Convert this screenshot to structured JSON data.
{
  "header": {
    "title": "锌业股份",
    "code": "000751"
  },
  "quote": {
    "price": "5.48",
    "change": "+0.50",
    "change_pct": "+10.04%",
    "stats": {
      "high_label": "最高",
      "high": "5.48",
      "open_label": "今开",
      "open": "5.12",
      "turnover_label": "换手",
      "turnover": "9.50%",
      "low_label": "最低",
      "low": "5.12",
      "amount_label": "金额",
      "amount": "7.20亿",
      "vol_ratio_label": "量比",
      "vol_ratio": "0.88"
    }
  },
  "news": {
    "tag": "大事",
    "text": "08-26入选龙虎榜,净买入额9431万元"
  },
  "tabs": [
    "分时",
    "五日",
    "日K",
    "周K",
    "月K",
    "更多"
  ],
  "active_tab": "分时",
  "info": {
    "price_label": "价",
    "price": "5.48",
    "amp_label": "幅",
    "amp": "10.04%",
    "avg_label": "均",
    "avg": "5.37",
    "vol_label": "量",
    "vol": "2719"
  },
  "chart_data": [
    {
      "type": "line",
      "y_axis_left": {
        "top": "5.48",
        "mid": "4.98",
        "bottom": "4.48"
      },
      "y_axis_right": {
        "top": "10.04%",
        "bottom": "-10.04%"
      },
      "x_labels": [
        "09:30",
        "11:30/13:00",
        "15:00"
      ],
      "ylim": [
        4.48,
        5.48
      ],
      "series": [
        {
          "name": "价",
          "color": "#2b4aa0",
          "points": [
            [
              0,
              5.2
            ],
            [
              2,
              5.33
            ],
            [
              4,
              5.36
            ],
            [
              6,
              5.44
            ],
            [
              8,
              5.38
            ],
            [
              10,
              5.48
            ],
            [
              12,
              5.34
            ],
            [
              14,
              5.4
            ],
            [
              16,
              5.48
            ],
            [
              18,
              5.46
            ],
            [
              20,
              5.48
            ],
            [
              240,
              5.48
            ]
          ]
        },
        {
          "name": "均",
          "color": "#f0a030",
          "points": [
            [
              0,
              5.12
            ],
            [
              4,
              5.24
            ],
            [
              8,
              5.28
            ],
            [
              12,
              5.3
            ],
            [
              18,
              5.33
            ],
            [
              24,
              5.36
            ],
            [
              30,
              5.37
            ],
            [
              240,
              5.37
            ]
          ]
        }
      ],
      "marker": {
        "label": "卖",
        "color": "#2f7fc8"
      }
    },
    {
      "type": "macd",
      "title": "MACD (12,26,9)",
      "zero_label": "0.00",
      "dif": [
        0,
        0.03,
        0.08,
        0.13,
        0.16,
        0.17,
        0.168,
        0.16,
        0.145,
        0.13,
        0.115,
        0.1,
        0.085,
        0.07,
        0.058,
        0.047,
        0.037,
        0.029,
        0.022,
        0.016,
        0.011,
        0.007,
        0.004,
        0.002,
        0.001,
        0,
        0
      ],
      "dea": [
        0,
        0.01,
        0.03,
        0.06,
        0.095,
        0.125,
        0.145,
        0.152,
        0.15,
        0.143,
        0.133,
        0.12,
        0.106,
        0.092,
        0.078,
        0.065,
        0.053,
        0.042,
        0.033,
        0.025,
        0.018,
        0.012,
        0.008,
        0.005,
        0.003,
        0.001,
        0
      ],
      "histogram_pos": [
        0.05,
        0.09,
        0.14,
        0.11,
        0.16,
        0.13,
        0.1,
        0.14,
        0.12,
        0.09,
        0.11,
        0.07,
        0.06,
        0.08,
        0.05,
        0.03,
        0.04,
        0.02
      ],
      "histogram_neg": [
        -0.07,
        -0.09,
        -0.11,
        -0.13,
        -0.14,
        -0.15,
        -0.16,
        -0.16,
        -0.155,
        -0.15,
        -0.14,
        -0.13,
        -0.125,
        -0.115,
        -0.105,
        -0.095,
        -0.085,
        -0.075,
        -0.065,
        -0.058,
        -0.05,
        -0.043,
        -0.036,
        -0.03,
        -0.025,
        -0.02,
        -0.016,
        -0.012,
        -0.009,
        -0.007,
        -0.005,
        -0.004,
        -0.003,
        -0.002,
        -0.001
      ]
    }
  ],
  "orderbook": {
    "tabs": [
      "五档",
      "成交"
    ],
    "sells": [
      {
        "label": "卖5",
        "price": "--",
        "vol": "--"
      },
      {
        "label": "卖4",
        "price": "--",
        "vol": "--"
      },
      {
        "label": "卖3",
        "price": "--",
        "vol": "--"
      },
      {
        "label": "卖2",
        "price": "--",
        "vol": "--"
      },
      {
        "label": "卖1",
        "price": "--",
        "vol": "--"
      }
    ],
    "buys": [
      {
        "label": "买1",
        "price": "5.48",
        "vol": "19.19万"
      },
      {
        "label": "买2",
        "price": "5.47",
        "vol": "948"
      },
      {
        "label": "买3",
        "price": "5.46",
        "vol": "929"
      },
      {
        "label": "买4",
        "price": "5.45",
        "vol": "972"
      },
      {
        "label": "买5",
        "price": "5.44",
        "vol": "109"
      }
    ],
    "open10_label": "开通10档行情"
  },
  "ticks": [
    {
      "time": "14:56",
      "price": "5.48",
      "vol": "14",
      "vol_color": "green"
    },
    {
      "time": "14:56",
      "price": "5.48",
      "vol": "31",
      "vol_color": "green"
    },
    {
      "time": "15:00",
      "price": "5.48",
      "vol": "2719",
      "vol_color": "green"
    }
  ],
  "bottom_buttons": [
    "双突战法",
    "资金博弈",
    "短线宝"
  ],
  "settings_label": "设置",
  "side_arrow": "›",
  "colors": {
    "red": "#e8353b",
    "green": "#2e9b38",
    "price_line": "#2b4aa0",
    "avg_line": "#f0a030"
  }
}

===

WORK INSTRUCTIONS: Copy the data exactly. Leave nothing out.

OUTPUT FOR THIS EXERCISE:
Convert this screenshot to structured JSON data.
{
  "header": {
    "title": "锌业股份",
    "code": "000751"
  },
  "quote": {
    "price": "5.48",
    "change": "+0.50",
    "change_pct": "+10.04%",
    "stats": {
      "high_label": "最高",
      "high": "5.48",
      "open_label": "今开",
      "open": "5.12",
      "turnover_label": "换手",
      "turnover": "9.50%",
      "low_label": "最低",
      "low": "5.12",
      "amount_label": "金额",
      "amount": "7.20亿",
      "vol_ratio_label": "量比",
      "vol_ratio": "0.88"
    }
  },
  "news": {
    "tag": "大事",
    "text": "08-26入选龙虎榜,净买入额9431万元"
  },
  "tabs": [
    "分时",
    "五日",
    "日K",
    "周K",
    "月K",
    "更多"
  ],
  "active_tab": "分时",
  "info": {
    "price_label": "价",
    "price": "5.48",
    "amp_label": "幅",
    "amp": "10.04%",
    "avg_label": "均",
    "avg": "5.37",
    "vol_label": "量",
    "vol": "2719"
  },
  "chart_data": [
    {
      "type": "line",
      "y_axis_left": {
        "top": "5.48",
        "mid": "4.98",
        "bottom": "4.48"
      },
      "y_axis_right": {
        "top": "10.04%",
        "bottom": "-10.04%"
      },
      "x_labels": [
        "09:30",
        "11:30/13:00",
        "15:00"
      ],
      "ylim": [
        4.48,
        5.48
      ],
      "series": [
        {
          "name": "价",
          "color": "#2b4aa0",
          "points": [
            [
              0,
              5.2
            ],
            [
              2,
              5.33
            ],
            [
              4,
              5.36
            ],
            [
              6,
              5.44
            ],
            [
              8,
              5.38
            ],
            [
              10,
              5.48
            ],
            [
              12,
              5.34
            ],
            [
              14,
              5.4
            ],
            [
              16,
              5.48
            ],
            [
              18,
              5.46
            ],
            [
              20,
              5.48
            ],
            [
              240,
              5.48
            ]
          ]
        },
        {
          "name": "均",
          "color": "#f0a030",
          "points": [
            [
              0,
              5.12
            ],
            [
              4,
              5.24
            ],
            [
              8,
              5.28
            ],
            [
              12,
              5.3
            ],
            [
              18,
              5.33
            ],
            [
              24,
              5.36
            ],
            [
              30,
              5.37
            ],
            [
              240,
              5.37
            ]
          ]
        }
      ],
      "marker": {
        "label": "卖",
        "color": "#2f7fc8"
      }
    },
    {
      "type": "macd",
      "title": "MACD (12,26,9)",
      "zero_label": "0.00",
      "dif": [
        0,
        0.03,
        0.08,
        0.13,
        0.16,
        0.17,
        0.168,
        0.16,
        0.145,
        0.13,
        0.115,
        0.1,
        0.085,
        0.07,
        0.058,
        0.047,
        0.037,
        0.029,
        0.022,
        0.016,
        0.011,
        0.007,
        0.004,
        0.002,
        0.001,
        0,
        0
      ],
      "dea": [
        0,
        0.01,
        0.03,
        0.06,
        0.095,
        0.125,
        0.145,
        0.152,
        0.15,
        0.143,
        0.133,
        0.12,
        0.106,
        0.092,
        0.078,
        0.065,
        0.053,
        0.042,
        0.033,
        0.025,
        0.018,
        0.012,
        0.008,
        0.005,
        0.003,
        0.001,
        0
      ],
      "histogram_pos": [
        0.05,
        0.09,
        0.14,
        0.11,
        0.16,
        0.13,
        0.1,
        0.14,
        0.12,
        0.09,
        0.11,
        0.07,
        0.06,
        0.08,
        0.05,
        0.03,
        0.04,
        0.02
      ],
      "histogram_neg": [
        -0.07,
        -0.09,
        -0.11,
        -0.13,
        -0.14,
        -0.15,
        -0.16,
        -0.16,
        -0.155,
        -0.15,
        -0.14,
        -0.13,
        -0.125,
        -0.115,
        -0.105,
        -0.095,
        -0.085,
        -0.075,
        -0.065,
        -0.058,
        -0.05,
        -0.043,
        -0.036,
        -0.03,
        -0.025,
        -0.02,
        -0.016,
        -0.012,
        -0.009,
        -0.007,
        -0.005,
        -0.004,
        -0.003,
        -0.002,
        -0.001
      ]
    }
  ],
  "orderbook": {
    "tabs": [
      "五档",
      "成交"
    ],
    "sells": [
      {
        "label": "卖5",
        "price": "--",
        "vol": "--"
      },
      {
        "label": "卖4",
        "price": "--",
        "vol": "--"
      },
      {
        "label": "卖3",
        "price": "--",
        "vol": "--"
      },
      {
        "label": "卖2",
        "price": "--",
        "vol": "--"
      },
      {
        "label": "卖1",
        "price": "--",
        "vol": "--"
      }
    ],
    "buys": [
      {
        "label": "买1",
        "price": "5.48",
        "vol": "19.19万"
      },
      {
        "label": "买2",
        "price": "5.47",
        "vol": "948"
      },
      {
        "label": "买3",
        "price": "5.46",
        "vol": "929"
      },
      {
        "label": "买4",
        "price": "5.45",
        "vol": "972"
      },
      {
        "label": "买5",
        "price": "5.44",
        "vol": "109"
      }
    ],
    "open10_label": "开通10档行情"
  },
  "ticks": [
    {
      "time": "14:56",
      "price": "5.48",
      "vol": "14",
      "vol_color": "green"
    },
    {
      "time": "14:56",
      "price": "5.48",
      "vol": "31",
      "vol_color": "green"
    },
    {
      "time": "15:00",
      "price": "5.48",
      "vol": "2719",
      "vol_color": "green"
    }
  ],
  "bottom_buttons": [
    "双突战法",
    "资金博弈",
    "短线宝"
  ],
  "settings_label": "设置",
  "side_arrow": "›",
  "colors": {
    "red": "#e8353b",
    "green": "#2e9b38",
    "price_line": "#2b4aa0",
    "avg_line": "#f0a030"
  }
}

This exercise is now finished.